From a fantastic piece by Christopher Calicott looking at how front end design and development is treated within the Drupal community.
Having such high standards for writing PHP code while playing so fast and loose with front end code and treating it as though it’s a non-issue, even while the rest of the world does it this way, is not only a gross double standard within the Drupal community, it is currently beginning to get the attention of the Web world outside of Drupal — and not in a good way. We’re positioned in the press to take off like a rocket and gain real longevity, and yet in the web design community – people who talk around the world at conferences, on podcasts, et cetera – are starting to hear that Drupal, despite the good things about the code they’ve heard, makes minced meat of their beautifully executed, semantic XHTML, and there are no plans within the leadership of the Drupal community (yet) to raise the standard for front-end code to the same degree that they have on the backend.

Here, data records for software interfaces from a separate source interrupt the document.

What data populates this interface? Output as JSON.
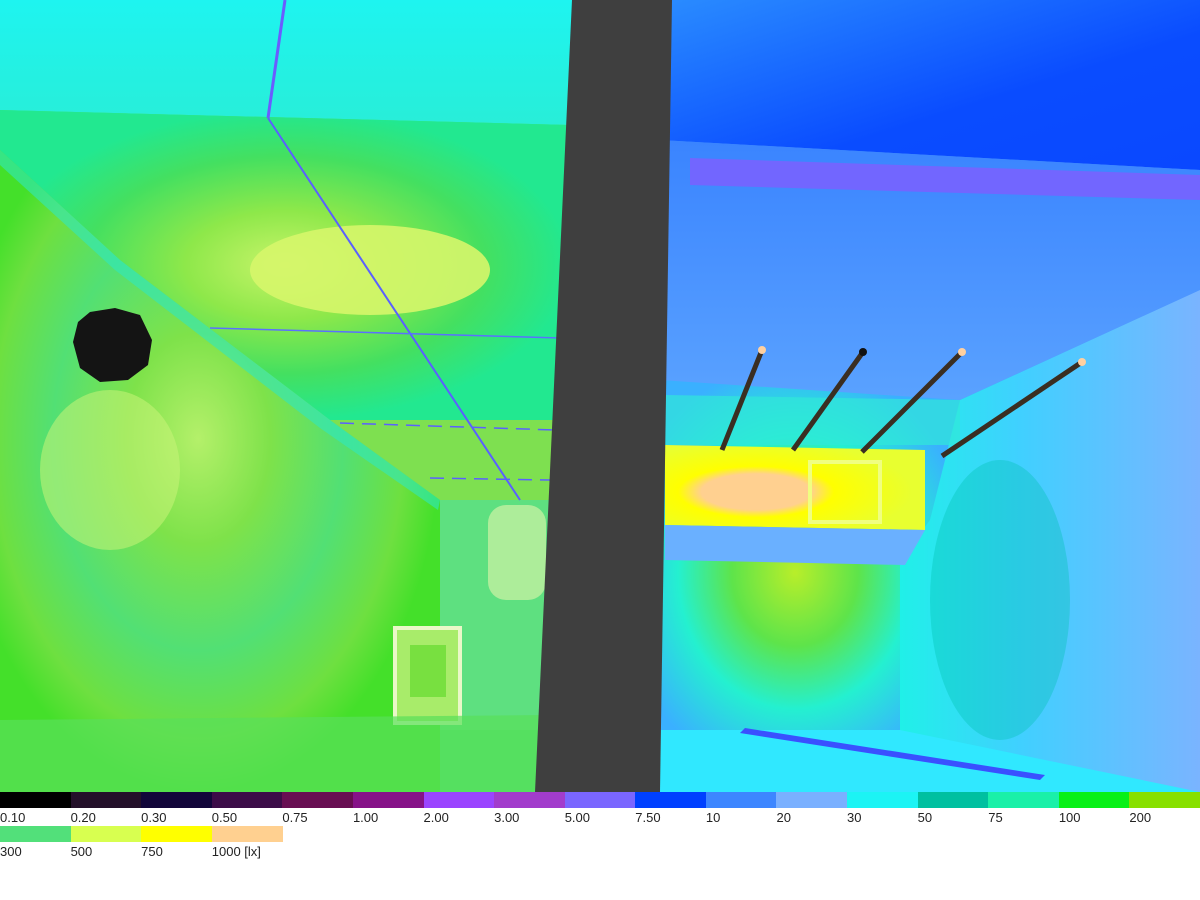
{
  "legend": {
    "row1": [
      {
        "label": "0.10",
        "color": "#000000"
      },
      {
        "label": "0.20",
        "color": "#24102a"
      },
      {
        "label": "0.30",
        "color": "#12063a"
      },
      {
        "label": "0.50",
        "color": "#3c0c48"
      },
      {
        "label": "0.75",
        "color": "#680e52"
      },
      {
        "label": "1.00",
        "color": "#861288"
      },
      {
        "label": "2.00",
        "color": "#9a44ff"
      },
      {
        "label": "3.00",
        "color": "#a23ccc"
      },
      {
        "label": "5.00",
        "color": "#7a66ff"
      },
      {
        "label": "7.50",
        "color": "#0040ff"
      },
      {
        "label": "10",
        "color": "#3d86ff"
      },
      {
        "label": "20",
        "color": "#7ab0ff"
      },
      {
        "label": "30",
        "color": "#1cf4f4"
      },
      {
        "label": "50",
        "color": "#00c0a0"
      },
      {
        "label": "75",
        "color": "#1af0a8"
      },
      {
        "label": "100",
        "color": "#08f018"
      },
      {
        "label": "200",
        "color": "#88e000"
      }
    ],
    "row2": [
      {
        "label": "300",
        "color": "#52e07a"
      },
      {
        "label": "500",
        "color": "#d8ff50"
      },
      {
        "label": "750",
        "color": "#ffff00"
      },
      {
        "label": "1000 [lx]",
        "color": "#ffd090"
      }
    ]
  }
}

Firstly, developers take writing code very seriously and have stringent – but ultimately plain and simple – coding style rules to follow with their module development. Designers have the same sorts of practices. It’s what they do and it’s equally as important. It is time that that is fully recognized in the Drupal community and an effort be made to bring this paradigm (elsewhere largely already in practice) into our community. Designers feel just as strongly about a developer playing fast and loose with improperly written, unsemantic XHTML as developers do about designers who make dumb mistakes with PHP or try to talk shop when they are out of their depth. In fact, dare I say it – if you’re writing poor, unsemantic XHTML markup, it’s due to your lack of understanding of what you are doing, at this point. Web standards are widely adopted in the Web world. Drupal ignores this fact at its peril.

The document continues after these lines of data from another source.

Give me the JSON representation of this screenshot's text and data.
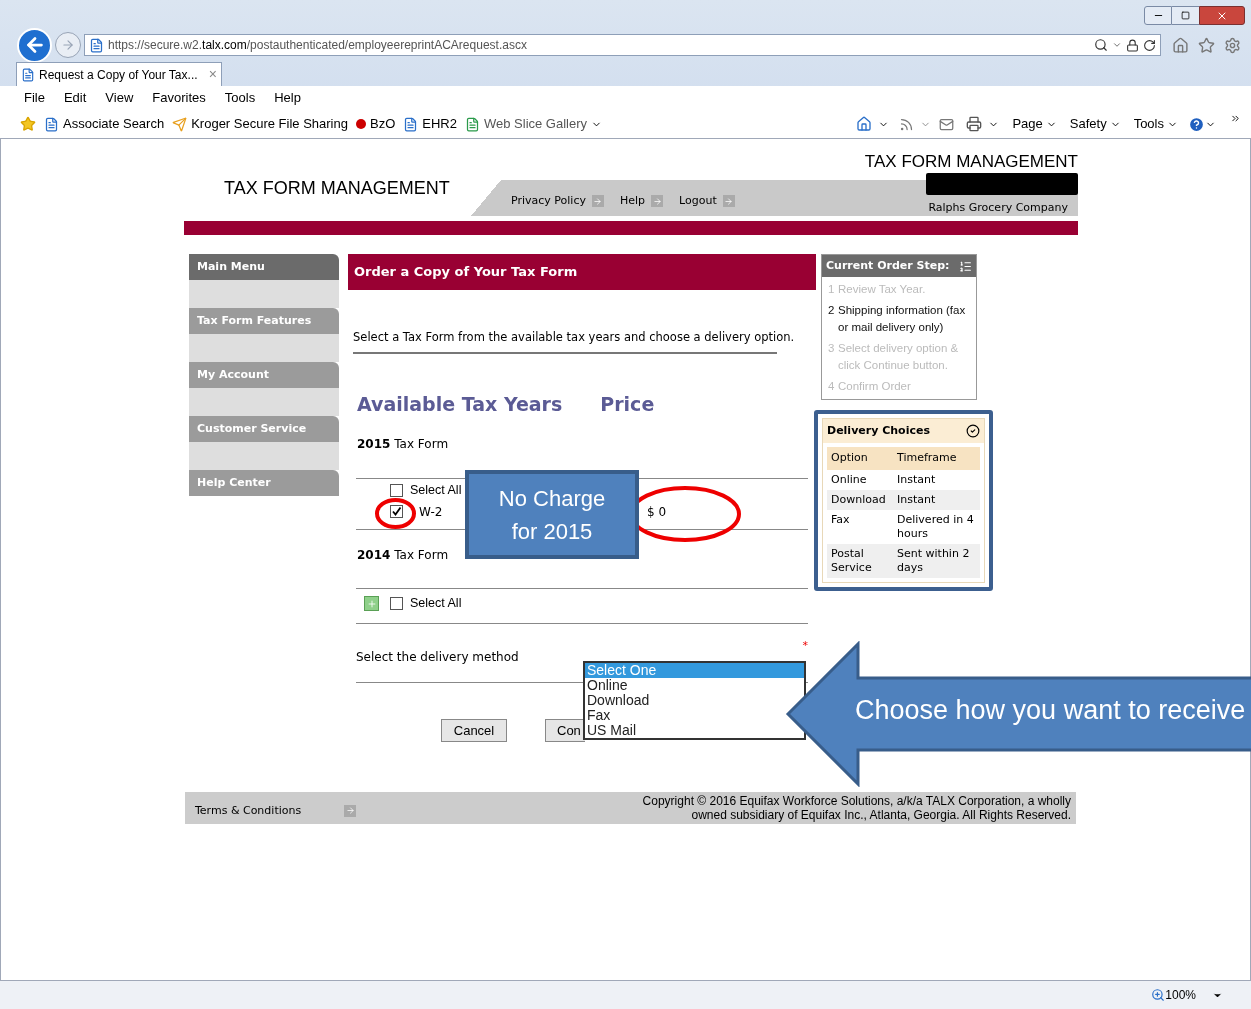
{
  "browser": {
    "address": "https://secure.w2.**talx.com**/postauthenticated/employeereprintACArequest.ascx",
    "tab": {
      "title": "Request a Copy of Your Tax...",
      "close": "×"
    },
    "menu": [
      "File",
      "Edit",
      "View",
      "Favorites",
      "Tools",
      "Help"
    ],
    "favorites": [
      {
        "label": "Associate Search",
        "kind": "page"
      },
      {
        "label": "Kroger Secure File Sharing",
        "kind": "arrow"
      },
      {
        "label": "BzO",
        "kind": "alert"
      },
      {
        "label": "EHR2",
        "kind": "page"
      },
      {
        "label": "Web Slice Gallery",
        "kind": "gallery"
      }
    ],
    "commands": [
      "Page",
      "Safety",
      "Tools"
    ],
    "zoom": "100%"
  },
  "header": {
    "title_right": "TAX FORM MANAGEMENT",
    "title_left": "TAX FORM MANAGEMENT",
    "links": [
      "Privacy Policy",
      "Help",
      "Logout"
    ],
    "company": "Ralphs Grocery Company"
  },
  "sidebar": {
    "items": [
      {
        "label": "Main Menu",
        "selected": true
      },
      {
        "label": "Tax Form Features",
        "selected": false
      },
      {
        "label": "My Account",
        "selected": false
      },
      {
        "label": "Customer Service",
        "selected": false
      },
      {
        "label": "Help Center",
        "selected": false
      }
    ]
  },
  "main": {
    "title": "Order a Copy of Your Tax Form",
    "intro": "Select a Tax Form from the available tax years and choose a delivery option.",
    "heading_years": "Available Tax Years",
    "heading_price": "Price",
    "years": [
      {
        "year": "2015",
        "label": "Tax Form",
        "select_all": {
          "label": "Select All",
          "checked": false
        },
        "forms": [
          {
            "name": "W-2",
            "checked": true,
            "price": "$ 0"
          }
        ]
      },
      {
        "year": "2014",
        "label": "Tax Form",
        "select_all": {
          "label": "Select All",
          "checked": false
        }
      }
    ],
    "delivery": {
      "label": "Select the delivery method",
      "required": "*",
      "options": [
        {
          "label": "Select One",
          "selected": true
        },
        {
          "label": "Online",
          "selected": false
        },
        {
          "label": "Download",
          "selected": false
        },
        {
          "label": "Fax",
          "selected": false
        },
        {
          "label": "US Mail",
          "selected": false
        }
      ]
    },
    "buttons": {
      "cancel": "Cancel",
      "continue": "Con"
    }
  },
  "order_steps": {
    "title": "Current Order Step:",
    "steps": [
      {
        "number": "1",
        "text": "Review Tax Year.",
        "current": false
      },
      {
        "number": "2",
        "text": "Shipping information (fax or mail delivery only)",
        "current": true
      },
      {
        "number": "3",
        "text": "Select delivery option & click Continue button.",
        "current": false
      },
      {
        "number": "4",
        "text": "Confirm Order",
        "current": false
      }
    ]
  },
  "delivery_choices": {
    "title": "Delivery Choices",
    "header": [
      "Option",
      "Timeframe"
    ],
    "rows": [
      [
        "Online",
        "Instant"
      ],
      [
        "Download",
        "Instant"
      ],
      [
        "Fax",
        "Delivered in 4 hours"
      ],
      [
        "Postal Service",
        "Sent within 2 days"
      ]
    ]
  },
  "footer": {
    "terms": "Terms & Conditions",
    "copyright": "Copyright © 2016  Equifax Workforce Solutions, a/k/a TALX Corporation, a wholly owned subsidiary of Equifax Inc., Atlanta, Georgia.  All Rights Reserved."
  },
  "annotations": {
    "callout": "No Charge for 2015",
    "arrow": "Choose how you want to receive"
  }
}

It’s an issue that’s been bubbling under for a while, and this is the best treatise I’ve seen on it yet. Required reading for anyone involved with Drupal on any level.
Flickr have just announced a fantastic new project called The Commons. The idea behind which is to harness the collective power of the Flickr community by allowing us to tag reference collections of images from institutions around the world.

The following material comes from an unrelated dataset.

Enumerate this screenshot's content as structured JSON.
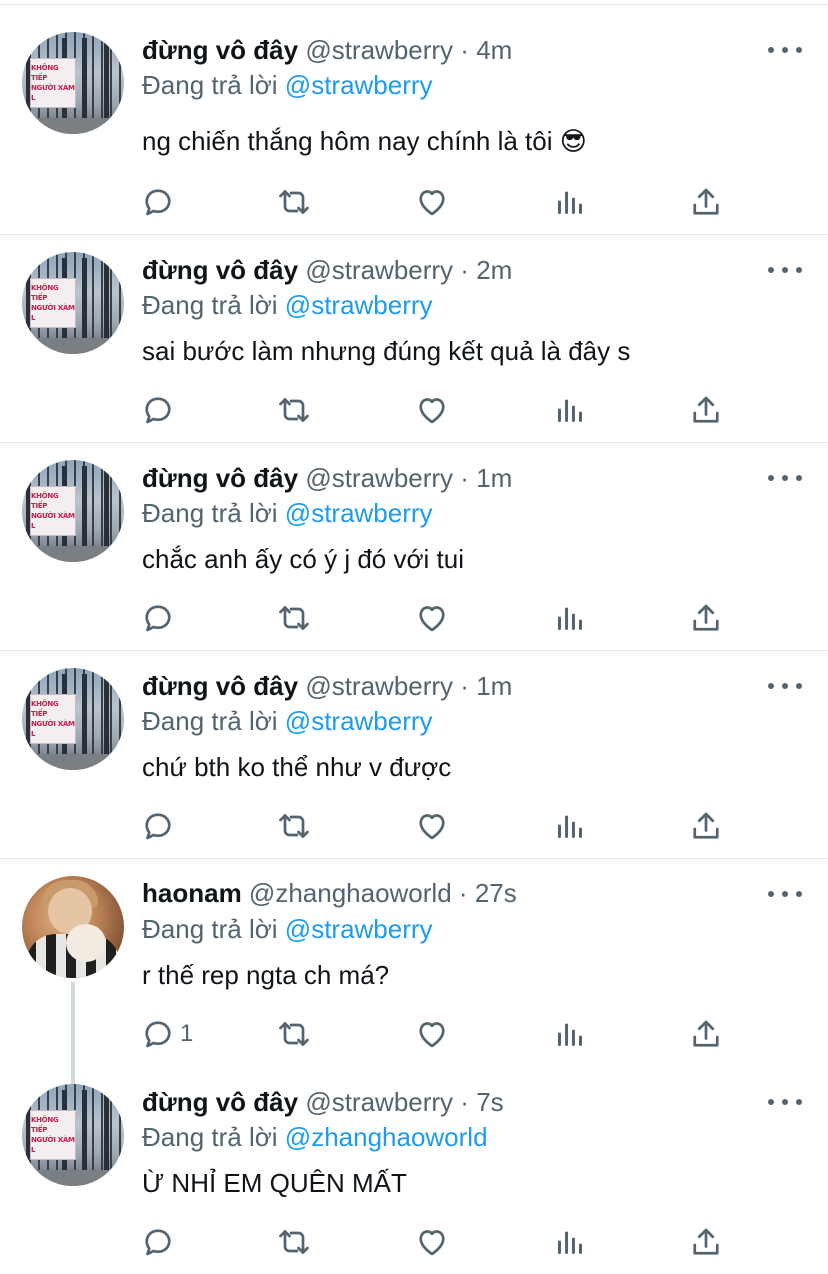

The Commons kicks off with a pilot scheme involving the U.S. Library of Congress. From their photo catalogue of over a million photos the Library team has chosen around 1,500 photos each from two of their more popular collections, 1930s-40s in Color and News in the 1910s.
As well as being a historical treasure trove for us to pour over, absorb and catalogue, these images are also under a “no known copyright restrictions” license. It doesn’t mean they’re Public Domain, but it should allow for all sorts of interesting re-use possibilities.
It’s very addictive once you get involved and reminds me a lot of Galaxy Zoo in a way. There’s an aspect of “…just one more picture…” to it, which is bad for me as you really don’t want to know how many hours I’ve lost to Galaxy Zoo.
For more commentary on the project, pop over to Adactio where Jeremy Keith has posted some thoughtful insight.
Artur Bergman over at the O’Reilly Radar has had a chance to look at the new Virgin America planes. The inflight entertainment system sounds amazing!
Developed internally at Virgin America, the system is named Red and provides live satellite tv, movies, mp3s, games and plane-wide chatting. Yes, chatting. There is a general chatroom, a private invite channel for your friends, and direct user-to-user messaging. When watching television, you have the option to chat with everyone who is watching the same event.
There are also some other smart touches like USB sockets for charging of peripherals, and being able to order food via the system which keeps track of what’s been ordered so ground crews know how much to restock…
…oh, and it has Doom on it…
…yes, that’s right, Doom.
Update (9th August): Xeni Jardin from BoingBoing writes about the experience on the Virgin America Inaugural, and Artur Bergman blogs about the flight on the O’Reilly Radar, including a screenshot of Doom on the IFE. Cool stuff.